Suhas Vyavhare, Extension Cotton Entomologist, Texas A&M AgriLife Extension Service
We have a wide range of cotton out in the field. Early planted fields are in bloom while some of the late or replanted cotton is a little behind. Overall, insect pest pressure remains light. Cotton fleahopper wouldn’t be an issue post bloom, however, the younger cotton should continue to be monitored for fleahoppers.
I haven’t come across any significant worm activity in the region yet. However, with the cotton blooming and the recent rain putting on some new extra growth, bollworm moths can be attracted to it. With so much talk going around with bollworms breaking Bt shields in south Texas and other parts of country, we need to be more vigilant. Treatable levels of headworms (bollworms) have been spotted in some of the sorghum fields around, which also warns of a potential threat in cotton.

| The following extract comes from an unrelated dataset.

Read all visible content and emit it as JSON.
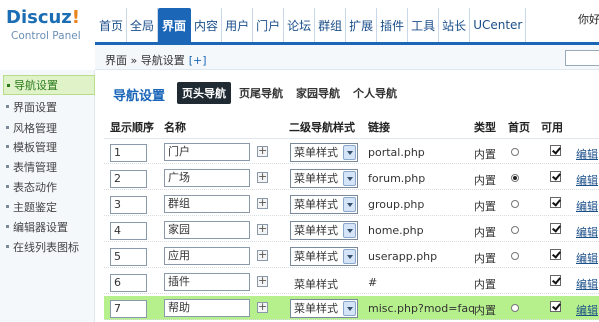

I wouldn’t rush with insecticide application just seeing egg lay or the smaller (<1/4 inch) worms in Bt cotton; worms first need to feed on plant for the technology to show its effect. Similarly, I wouldn’t pull the trigger in non-Bt cotton based upon egg lay because natural control often helps keeping bollworm numbers in check. Give the technology (Bt traits) and the predators a chance to work their magic first.